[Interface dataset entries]
<<<<

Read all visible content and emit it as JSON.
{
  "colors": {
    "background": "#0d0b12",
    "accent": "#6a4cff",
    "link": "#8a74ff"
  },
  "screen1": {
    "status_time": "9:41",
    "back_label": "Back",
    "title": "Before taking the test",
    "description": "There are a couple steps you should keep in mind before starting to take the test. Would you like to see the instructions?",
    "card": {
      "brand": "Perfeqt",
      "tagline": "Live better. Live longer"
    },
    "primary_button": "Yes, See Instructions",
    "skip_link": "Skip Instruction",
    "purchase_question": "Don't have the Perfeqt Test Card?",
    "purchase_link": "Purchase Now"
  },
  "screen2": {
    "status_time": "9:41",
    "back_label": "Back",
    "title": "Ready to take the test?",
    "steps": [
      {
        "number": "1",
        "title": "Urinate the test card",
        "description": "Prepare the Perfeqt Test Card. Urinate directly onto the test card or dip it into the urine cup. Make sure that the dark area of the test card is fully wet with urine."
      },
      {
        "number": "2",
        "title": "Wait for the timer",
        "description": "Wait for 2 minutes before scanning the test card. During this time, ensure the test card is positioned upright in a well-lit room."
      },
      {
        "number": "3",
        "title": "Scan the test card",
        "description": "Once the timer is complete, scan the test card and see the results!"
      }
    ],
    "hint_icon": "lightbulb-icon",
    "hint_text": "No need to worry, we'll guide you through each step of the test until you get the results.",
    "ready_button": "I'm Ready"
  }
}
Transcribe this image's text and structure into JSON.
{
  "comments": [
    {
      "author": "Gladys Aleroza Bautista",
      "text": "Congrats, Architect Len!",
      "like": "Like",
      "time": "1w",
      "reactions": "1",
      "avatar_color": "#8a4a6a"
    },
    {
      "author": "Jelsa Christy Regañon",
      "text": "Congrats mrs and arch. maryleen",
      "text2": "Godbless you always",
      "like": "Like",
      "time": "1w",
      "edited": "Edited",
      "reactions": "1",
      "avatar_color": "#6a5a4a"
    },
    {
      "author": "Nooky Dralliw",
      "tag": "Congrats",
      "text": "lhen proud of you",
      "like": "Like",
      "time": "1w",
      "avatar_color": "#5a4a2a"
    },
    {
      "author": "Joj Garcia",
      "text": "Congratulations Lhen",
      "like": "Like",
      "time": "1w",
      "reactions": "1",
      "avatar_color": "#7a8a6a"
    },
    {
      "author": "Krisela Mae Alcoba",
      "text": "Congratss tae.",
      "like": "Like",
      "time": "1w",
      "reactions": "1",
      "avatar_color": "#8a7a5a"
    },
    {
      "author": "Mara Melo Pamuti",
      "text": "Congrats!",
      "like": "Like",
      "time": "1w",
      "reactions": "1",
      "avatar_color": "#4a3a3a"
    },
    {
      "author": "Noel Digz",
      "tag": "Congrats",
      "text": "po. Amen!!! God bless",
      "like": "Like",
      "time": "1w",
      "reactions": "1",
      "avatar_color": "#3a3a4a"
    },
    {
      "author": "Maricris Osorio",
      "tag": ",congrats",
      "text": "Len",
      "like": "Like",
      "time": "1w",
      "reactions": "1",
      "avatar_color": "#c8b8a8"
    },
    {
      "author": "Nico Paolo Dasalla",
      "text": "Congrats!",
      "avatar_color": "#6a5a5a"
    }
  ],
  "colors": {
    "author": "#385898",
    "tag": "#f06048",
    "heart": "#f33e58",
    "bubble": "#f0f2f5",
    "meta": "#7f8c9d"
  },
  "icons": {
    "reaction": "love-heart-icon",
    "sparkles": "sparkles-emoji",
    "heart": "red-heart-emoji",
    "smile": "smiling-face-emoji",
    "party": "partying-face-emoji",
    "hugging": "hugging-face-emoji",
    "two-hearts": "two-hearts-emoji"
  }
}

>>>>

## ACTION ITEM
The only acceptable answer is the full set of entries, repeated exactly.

## ANSWER FOR THIS EXERCISE
Read all visible content and emit it as JSON.
{
  "colors": {
    "background": "#0d0b12",
    "accent": "#6a4cff",
    "link": "#8a74ff"
  },
  "screen1": {
    "status_time": "9:41",
    "back_label": "Back",
    "title": "Before taking the test",
    "description": "There are a couple steps you should keep in mind before starting to take the test. Would you like to see the instructions?",
    "card": {
      "brand": "Perfeqt",
      "tagline": "Live better. Live longer"
    },
    "primary_button": "Yes, See Instructions",
    "skip_link": "Skip Instruction",
    "purchase_question": "Don't have the Perfeqt Test Card?",
    "purchase_link": "Purchase Now"
  },
  "screen2": {
    "status_time": "9:41",
    "back_label": "Back",
    "title": "Ready to take the test?",
    "steps": [
      {
        "number": "1",
        "title": "Urinate the test card",
        "description": "Prepare the Perfeqt Test Card. Urinate directly onto the test card or dip it into the urine cup. Make sure that the dark area of the test card is fully wet with urine."
      },
      {
        "number": "2",
        "title": "Wait for the timer",
        "description": "Wait for 2 minutes before scanning the test card. During this time, ensure the test card is positioned upright in a well-lit room."
      },
      {
        "number": "3",
        "title": "Scan the test card",
        "description": "Once the timer is complete, scan the test card and see the results!"
      }
    ],
    "hint_icon": "lightbulb-icon",
    "hint_text": "No need to worry, we'll guide you through each step of the test until you get the results.",
    "ready_button": "I'm Ready"
  }
}
Transcribe this image's text and structure into JSON.
{
  "comments": [
    {
      "author": "Gladys Aleroza Bautista",
      "text": "Congrats, Architect Len!",
      "like": "Like",
      "time": "1w",
      "reactions": "1",
      "avatar_color": "#8a4a6a"
    },
    {
      "author": "Jelsa Christy Regañon",
      "text": "Congrats mrs and arch. maryleen",
      "text2": "Godbless you always",
      "like": "Like",
      "time": "1w",
      "edited": "Edited",
      "reactions": "1",
      "avatar_color": "#6a5a4a"
    },
    {
      "author": "Nooky Dralliw",
      "tag": "Congrats",
      "text": "lhen proud of you",
      "like": "Like",
      "time": "1w",
      "avatar_color": "#5a4a2a"
    },
    {
      "author": "Joj Garcia",
      "text": "Congratulations Lhen",
      "like": "Like",
      "time": "1w",
      "reactions": "1",
      "avatar_color": "#7a8a6a"
    },
    {
      "author": "Krisela Mae Alcoba",
      "text": "Congratss tae.",
      "like": "Like",
      "time": "1w",
      "reactions": "1",
      "avatar_color": "#8a7a5a"
    },
    {
      "author": "Mara Melo Pamuti",
      "text": "Congrats!",
      "like": "Like",
      "time": "1w",
      "reactions": "1",
      "avatar_color": "#4a3a3a"
    },
    {
      "author": "Noel Digz",
      "tag": "Congrats",
      "text": "po. Amen!!! God bless",
      "like": "Like",
      "time": "1w",
      "reactions": "1",
      "avatar_color": "#3a3a4a"
    },
    {
      "author": "Maricris Osorio",
      "tag": ",congrats",
      "text": "Len",
      "like": "Like",
      "time": "1w",
      "reactions": "1",
      "avatar_color": "#c8b8a8"
    },
    {
      "author": "Nico Paolo Dasalla",
      "text": "Congrats!",
      "avatar_color": "#6a5a5a"
    }
  ],
  "colors": {
    "author": "#385898",
    "tag": "#f06048",
    "heart": "#f33e58",
    "bubble": "#f0f2f5",
    "meta": "#7f8c9d"
  },
  "icons": {
    "reaction": "love-heart-icon",
    "sparkles": "sparkles-emoji",
    "heart": "red-heart-emoji",
    "smile": "smiling-face-emoji",
    "party": "partying-face-emoji",
    "hugging": "hugging-face-emoji",
    "two-hearts": "two-hearts-emoji"
  }
}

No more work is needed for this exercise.